This is a composition in six untitled movements. It was written during a period in Cage’s life that was tinged with confusion and sadness, resulting, in large part, from his imminent separation from his wife, Xenia. The title derives from a collection of Irish folktales. The music recounts the dangers of erotic love, the misery of people separating, and the loneliness and terror one may experience when love becomes unhappy. The piano preparation is moderately elaborate and each of the work’s six movements has a different rhythmic structure.
Comment from John Cage Trust

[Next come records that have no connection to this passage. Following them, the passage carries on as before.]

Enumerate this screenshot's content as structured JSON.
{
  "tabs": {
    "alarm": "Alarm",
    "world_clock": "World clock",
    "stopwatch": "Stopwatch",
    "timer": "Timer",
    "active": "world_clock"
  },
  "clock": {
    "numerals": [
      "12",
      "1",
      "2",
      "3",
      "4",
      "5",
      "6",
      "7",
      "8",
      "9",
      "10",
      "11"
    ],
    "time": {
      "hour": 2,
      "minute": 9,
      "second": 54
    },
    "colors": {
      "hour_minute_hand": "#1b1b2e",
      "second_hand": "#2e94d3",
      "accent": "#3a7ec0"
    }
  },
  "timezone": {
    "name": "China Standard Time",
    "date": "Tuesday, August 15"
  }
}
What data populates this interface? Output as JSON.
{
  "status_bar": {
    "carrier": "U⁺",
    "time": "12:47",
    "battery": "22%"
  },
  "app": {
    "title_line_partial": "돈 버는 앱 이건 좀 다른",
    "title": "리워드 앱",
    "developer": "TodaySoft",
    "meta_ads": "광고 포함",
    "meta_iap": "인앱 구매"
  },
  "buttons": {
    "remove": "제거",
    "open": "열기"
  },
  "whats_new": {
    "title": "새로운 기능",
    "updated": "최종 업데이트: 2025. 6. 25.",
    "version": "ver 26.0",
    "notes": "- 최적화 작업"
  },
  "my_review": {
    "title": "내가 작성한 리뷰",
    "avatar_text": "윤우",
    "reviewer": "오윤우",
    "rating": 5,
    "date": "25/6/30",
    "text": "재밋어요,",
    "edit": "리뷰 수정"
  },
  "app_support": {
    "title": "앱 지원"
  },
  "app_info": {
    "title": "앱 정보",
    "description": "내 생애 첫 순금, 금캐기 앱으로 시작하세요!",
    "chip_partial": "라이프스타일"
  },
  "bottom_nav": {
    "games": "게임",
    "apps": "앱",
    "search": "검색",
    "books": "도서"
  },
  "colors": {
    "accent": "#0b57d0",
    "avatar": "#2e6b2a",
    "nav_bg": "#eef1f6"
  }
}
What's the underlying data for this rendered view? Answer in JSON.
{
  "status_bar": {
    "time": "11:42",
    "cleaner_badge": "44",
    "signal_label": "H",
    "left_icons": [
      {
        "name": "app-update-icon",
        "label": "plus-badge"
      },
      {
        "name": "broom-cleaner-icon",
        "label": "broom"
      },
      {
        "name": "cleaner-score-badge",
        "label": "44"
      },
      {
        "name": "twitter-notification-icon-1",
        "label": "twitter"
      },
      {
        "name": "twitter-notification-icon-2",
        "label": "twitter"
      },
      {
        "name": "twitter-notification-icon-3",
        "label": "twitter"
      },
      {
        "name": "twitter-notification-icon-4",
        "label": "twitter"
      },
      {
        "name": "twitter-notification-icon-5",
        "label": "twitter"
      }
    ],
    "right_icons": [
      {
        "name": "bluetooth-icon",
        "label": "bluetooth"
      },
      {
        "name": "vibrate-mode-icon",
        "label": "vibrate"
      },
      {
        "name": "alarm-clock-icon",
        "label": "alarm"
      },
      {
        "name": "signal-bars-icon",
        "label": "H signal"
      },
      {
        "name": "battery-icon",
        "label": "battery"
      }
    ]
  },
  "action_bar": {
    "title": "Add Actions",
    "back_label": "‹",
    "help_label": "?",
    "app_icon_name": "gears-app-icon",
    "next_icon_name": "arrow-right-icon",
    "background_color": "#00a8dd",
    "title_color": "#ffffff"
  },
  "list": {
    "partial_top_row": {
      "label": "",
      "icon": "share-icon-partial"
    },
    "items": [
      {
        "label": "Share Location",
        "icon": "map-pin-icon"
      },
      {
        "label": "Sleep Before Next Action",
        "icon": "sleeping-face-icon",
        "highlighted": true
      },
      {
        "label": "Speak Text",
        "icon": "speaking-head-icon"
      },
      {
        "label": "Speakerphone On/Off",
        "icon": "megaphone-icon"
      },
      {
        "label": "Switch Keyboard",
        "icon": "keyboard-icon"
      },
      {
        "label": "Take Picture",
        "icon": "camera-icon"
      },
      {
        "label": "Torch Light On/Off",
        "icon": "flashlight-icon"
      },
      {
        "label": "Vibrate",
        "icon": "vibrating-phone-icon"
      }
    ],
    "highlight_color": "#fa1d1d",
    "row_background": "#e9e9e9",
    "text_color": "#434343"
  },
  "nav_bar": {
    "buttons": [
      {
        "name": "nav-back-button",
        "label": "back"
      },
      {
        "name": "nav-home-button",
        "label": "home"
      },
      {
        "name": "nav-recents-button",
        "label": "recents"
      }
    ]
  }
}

The rhythmic structure of the individual movements is expressed in the length of the phrases. John Cage decided for each individual movement how many bars a phrase lasts, and then consistently maintained this length throughout the entire movement. In the notes, the end of a phrase is always indicated by a double bar instead of a single bar line. This said, the first movement consists of 10 phrases of 10 bars each, the second movement of 6 phrases of 6 bars each, the third of 12 phrases of 12 bars each, and so on.
Each time I revisit Cage’s pieces for prepared piano, I am fascinated anew by the exotic sound world achieved through relatively simple means. I find it wonderful that the actually pragmatic idea of imitating the sounds of a percussion ensemble by preparing the piano using erasers, window insulation tape, nuts, metal screws and wooden dowels opens the sonic window so wide in the direction of microtonality.